Beirut is the Capital of Lebanon and its largest city. It is located on a cape almost in the middle of Lebanon’s Mediterranean coast on a peninsula that was once divided into two islands by the River of Beirut, that have silted over time.
It is a vibrant city with many historic and contemporary attractions. It is said that from its harbour the first Umayyad caliph, Muawiya, launched his campaign against Cyprus in the 7th century. Beirut was a major center in many of the cultures that succeeded in ruling the eastern Mediterranean. Beirut became a prominent Roman city. That is attested by the extensive Roman remains in the city which include a hippodrome, basilicas, baths, and the Cardo Maximus, in addition to many historical documents. During this period, the city was the Chair of the renowned Beryte Law School. Many of the archaeological findings are located in the National Museum.

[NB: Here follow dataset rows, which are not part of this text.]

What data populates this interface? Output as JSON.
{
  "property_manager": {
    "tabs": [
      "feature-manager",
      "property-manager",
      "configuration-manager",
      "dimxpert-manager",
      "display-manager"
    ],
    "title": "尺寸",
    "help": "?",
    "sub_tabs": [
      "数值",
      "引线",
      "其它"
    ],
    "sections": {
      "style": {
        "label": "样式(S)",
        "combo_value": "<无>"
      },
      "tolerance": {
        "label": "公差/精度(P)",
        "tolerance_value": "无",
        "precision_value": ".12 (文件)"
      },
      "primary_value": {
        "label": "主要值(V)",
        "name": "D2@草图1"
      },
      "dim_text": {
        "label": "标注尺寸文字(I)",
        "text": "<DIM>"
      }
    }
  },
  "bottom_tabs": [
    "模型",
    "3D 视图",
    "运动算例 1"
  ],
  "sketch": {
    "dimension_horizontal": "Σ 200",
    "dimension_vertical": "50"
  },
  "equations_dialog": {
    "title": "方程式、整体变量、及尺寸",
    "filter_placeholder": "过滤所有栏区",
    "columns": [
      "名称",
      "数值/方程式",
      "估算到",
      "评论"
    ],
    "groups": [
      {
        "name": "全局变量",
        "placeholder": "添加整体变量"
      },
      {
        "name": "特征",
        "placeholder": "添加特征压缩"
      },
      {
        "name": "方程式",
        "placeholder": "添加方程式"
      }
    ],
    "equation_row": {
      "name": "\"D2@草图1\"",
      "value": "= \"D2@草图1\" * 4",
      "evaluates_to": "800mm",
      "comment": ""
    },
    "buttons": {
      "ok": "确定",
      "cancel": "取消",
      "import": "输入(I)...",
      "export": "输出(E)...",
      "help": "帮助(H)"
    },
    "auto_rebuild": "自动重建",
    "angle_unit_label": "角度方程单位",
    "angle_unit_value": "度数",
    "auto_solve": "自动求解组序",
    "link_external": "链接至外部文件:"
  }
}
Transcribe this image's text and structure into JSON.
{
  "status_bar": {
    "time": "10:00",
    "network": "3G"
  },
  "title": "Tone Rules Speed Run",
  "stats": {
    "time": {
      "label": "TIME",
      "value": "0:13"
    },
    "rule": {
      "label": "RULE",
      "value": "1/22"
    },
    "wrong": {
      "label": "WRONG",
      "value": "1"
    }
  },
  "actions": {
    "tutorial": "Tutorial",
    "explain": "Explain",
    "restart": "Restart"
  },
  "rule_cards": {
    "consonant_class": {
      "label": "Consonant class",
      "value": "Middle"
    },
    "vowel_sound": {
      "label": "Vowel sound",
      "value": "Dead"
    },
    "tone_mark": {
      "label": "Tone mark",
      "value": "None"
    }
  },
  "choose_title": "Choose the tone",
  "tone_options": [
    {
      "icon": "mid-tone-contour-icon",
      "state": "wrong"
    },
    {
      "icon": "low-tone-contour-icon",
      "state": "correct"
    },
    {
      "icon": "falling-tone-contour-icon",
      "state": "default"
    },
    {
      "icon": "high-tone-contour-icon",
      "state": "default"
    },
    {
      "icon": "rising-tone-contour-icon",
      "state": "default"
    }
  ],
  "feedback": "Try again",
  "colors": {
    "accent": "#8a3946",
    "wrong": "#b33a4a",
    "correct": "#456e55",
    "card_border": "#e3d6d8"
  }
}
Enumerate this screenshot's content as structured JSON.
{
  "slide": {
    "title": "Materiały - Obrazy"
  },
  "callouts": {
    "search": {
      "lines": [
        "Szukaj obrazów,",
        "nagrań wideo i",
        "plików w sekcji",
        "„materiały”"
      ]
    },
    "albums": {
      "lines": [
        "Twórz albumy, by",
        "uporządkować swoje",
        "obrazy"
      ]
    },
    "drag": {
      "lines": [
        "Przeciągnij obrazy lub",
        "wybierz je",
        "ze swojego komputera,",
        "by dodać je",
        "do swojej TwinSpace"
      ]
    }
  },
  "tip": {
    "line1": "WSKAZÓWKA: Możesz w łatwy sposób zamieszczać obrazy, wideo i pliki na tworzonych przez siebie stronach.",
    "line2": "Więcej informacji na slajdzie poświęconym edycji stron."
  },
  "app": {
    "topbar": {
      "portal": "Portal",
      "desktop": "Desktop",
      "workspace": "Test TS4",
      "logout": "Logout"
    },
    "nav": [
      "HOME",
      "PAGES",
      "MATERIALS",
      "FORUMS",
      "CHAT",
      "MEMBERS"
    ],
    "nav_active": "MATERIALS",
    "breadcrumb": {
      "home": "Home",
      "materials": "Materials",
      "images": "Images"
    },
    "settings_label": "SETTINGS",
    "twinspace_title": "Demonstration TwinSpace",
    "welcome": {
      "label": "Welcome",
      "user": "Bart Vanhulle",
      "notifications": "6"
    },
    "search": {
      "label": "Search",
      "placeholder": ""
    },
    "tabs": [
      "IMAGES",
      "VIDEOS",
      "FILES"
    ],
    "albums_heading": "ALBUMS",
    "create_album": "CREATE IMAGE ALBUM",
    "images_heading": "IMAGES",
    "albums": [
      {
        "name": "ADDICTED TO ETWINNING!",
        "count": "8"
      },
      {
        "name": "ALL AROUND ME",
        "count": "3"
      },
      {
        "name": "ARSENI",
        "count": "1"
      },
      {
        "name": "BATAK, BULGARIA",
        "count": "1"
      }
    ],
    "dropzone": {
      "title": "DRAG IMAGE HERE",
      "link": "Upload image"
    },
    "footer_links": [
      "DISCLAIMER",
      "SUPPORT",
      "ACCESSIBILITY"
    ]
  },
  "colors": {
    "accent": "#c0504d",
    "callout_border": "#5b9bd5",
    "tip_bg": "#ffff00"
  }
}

The city was destroyed by a tidal wave and a major earthquake in 551 AD. In 635 A.D. Beirut fell to the Umayyads, and it remained under the rule of Islamic dynasties until 1110. In 1291, the Mamluks included the city in their empire. Like the rest of Lebanon it fell to the Ottoman in 1516, and only in 1918, the French ended the Ottoman dominance. Due to its commercial port, the growing economic role of Beirut on the Lebanese coast enabled it to become the capital of the newly formed country in 1922.
The urban history of the city so started in the late Ottoman Empire with the modernization policy that created several monumental buildings and public squares. This continued into the French mandate period and after the independence in 1943. The city center, which was severely damaged in the civil war in 1975, was restored in late 1990s. It is now a hub for commercial and entertainment outlets in addition to governmental buildings along with historic churches and mosques.